● **WHAT THIS TASK INVOLVES**
Across all the records, filter for lines with the word "Lumetri" and copy them.

● **PROVIDED ENTRIES**
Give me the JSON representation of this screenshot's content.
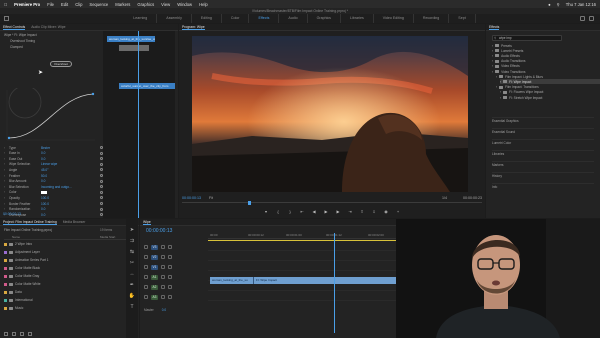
{
  "menubar": {
    "app_name": "Premiere Pro",
    "menus": [
      "File",
      "Edit",
      "Clip",
      "Sequence",
      "Markers",
      "Graphics",
      "View",
      "Window",
      "Help"
    ],
    "clock": "Thu 7 Jan  12:16"
  },
  "title_bar": "/Volumes/Beachmaster/8TB/Film Impact Online Training.prproj *",
  "workspaces": [
    {
      "label": "Learning",
      "active": false
    },
    {
      "label": "Assembly",
      "active": false
    },
    {
      "label": "Editing",
      "active": false
    },
    {
      "label": "Color",
      "active": false
    },
    {
      "label": "Effects",
      "active": true
    },
    {
      "label": "Audio",
      "active": false
    },
    {
      "label": "Graphics",
      "active": false
    },
    {
      "label": "Libraries",
      "active": false
    },
    {
      "label": "Video Editing",
      "active": false
    },
    {
      "label": "Recording",
      "active": false
    },
    {
      "label": "Sept",
      "active": false
    }
  ],
  "effect_controls": {
    "tabs": [
      "Effect Controls",
      "Audio Clip Mixer: Wipe"
    ],
    "clip_a": "woman_looking_at_the_sunrise_over_the_city",
    "clip_b": "colorful_sunset_over_the_city_from",
    "effect_header": "Wipe * FI: Wipe Impact",
    "sub_labels": [
      "Overshoot Timing",
      "Clamped"
    ],
    "tooltip": "Overshoot",
    "params": [
      {
        "label": "Type",
        "value": "Bezier"
      },
      {
        "label": "Ease In",
        "value": "0.0"
      },
      {
        "label": "Ease Out",
        "value": "0.0"
      },
      {
        "label": "Wipe Selection",
        "value": "Linear wipe"
      },
      {
        "label": "Angle",
        "value": "45.0°"
      },
      {
        "label": "Feather",
        "value": "50.0"
      },
      {
        "label": "Blur Amount",
        "value": "0.0"
      },
      {
        "label": "Blur Selection",
        "value": "Incoming and outgo..."
      },
      {
        "label": "Color",
        "value": ""
      },
      {
        "label": "Opacity",
        "value": "100.0"
      },
      {
        "label": "Border Feather",
        "value": "100.0"
      },
      {
        "label": "Randomization",
        "value": "0.0"
      },
      {
        "label": "Overexpose",
        "value": "0.0"
      }
    ],
    "timecode": "00:00:00:13"
  },
  "program": {
    "tab": "Program: Wipe",
    "timecode": "00:00:00:13",
    "fit": "Fit",
    "quality": "1/4",
    "duration": "00:00:00:23",
    "playhead_fraction": 0.22
  },
  "effects_panel": {
    "tab": "Effects",
    "search": "wipe imp",
    "tree": [
      {
        "label": "Presets",
        "indent": 1
      },
      {
        "label": "Lumetri Presets",
        "indent": 1
      },
      {
        "label": "Audio Effects",
        "indent": 1
      },
      {
        "label": "Audio Transitions",
        "indent": 1
      },
      {
        "label": "Video Effects",
        "indent": 1
      },
      {
        "label": "Video Transitions",
        "indent": 1
      },
      {
        "label": "Film Impact: Lights & Blurs",
        "indent": 2
      },
      {
        "label": "FI: Wipe Impact",
        "indent": 3,
        "selected": true
      },
      {
        "label": "Film Impact: Transitions",
        "indent": 2
      },
      {
        "label": "FI: Flowers Wipe Impact",
        "indent": 3
      },
      {
        "label": "FI: Stretch Wipe Impact",
        "indent": 3
      }
    ],
    "sections": [
      "Essential Graphics",
      "Essential Sound",
      "Lumetri Color",
      "Libraries",
      "Markers",
      "History",
      "Info"
    ]
  },
  "project": {
    "tabs": [
      "Project: Film Impact Online Training",
      "Media Browser"
    ],
    "name": "Film Impact Online Training.prproj",
    "count": "19 Items",
    "col_name": "Name",
    "col_rate": "Media Start",
    "items": [
      {
        "name": "2 Wipe Intro",
        "color": "#d8a840"
      },
      {
        "name": "Adjustment Layer",
        "color": "#9a6cd0"
      },
      {
        "name": "Animation Series Part 1",
        "color": "#d8a840"
      },
      {
        "name": "Color Matte Black",
        "color": "#d05a8a"
      },
      {
        "name": "Color Matte Gray",
        "color": "#d05a8a"
      },
      {
        "name": "Color Matte White",
        "color": "#d05a8a"
      },
      {
        "name": "Data",
        "color": "#d8a840"
      },
      {
        "name": "International",
        "color": "#4ab0a0"
      },
      {
        "name": "Music",
        "color": "#d8a840"
      }
    ]
  },
  "timeline": {
    "tab": "Wipe",
    "timecode": "00:00:00:13",
    "ruler": [
      "00:00",
      "00:00:00:12",
      "00:00:01:00",
      "00:00:01:12",
      "00:00:02:00"
    ],
    "tracks": [
      {
        "name": "V3",
        "type": "video"
      },
      {
        "name": "V2",
        "type": "video"
      },
      {
        "name": "V1",
        "type": "video"
      },
      {
        "name": "A1",
        "type": "audio"
      },
      {
        "name": "A2",
        "type": "audio"
      },
      {
        "name": "A3",
        "type": "audio"
      }
    ],
    "clip_a": "woman_looking_at_the_su",
    "clip_b": "FI: Wipe Impact",
    "master_label": "Master",
    "master_value": "0.0"
  },
  "colors": {
    "accent": "#4a9fe8",
    "clip": "#6f9fd0",
    "panel": "#232323"
  }
}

● **TASK ANSWER**
        "label": "Lumetri Presets",
      "Lumetri Color",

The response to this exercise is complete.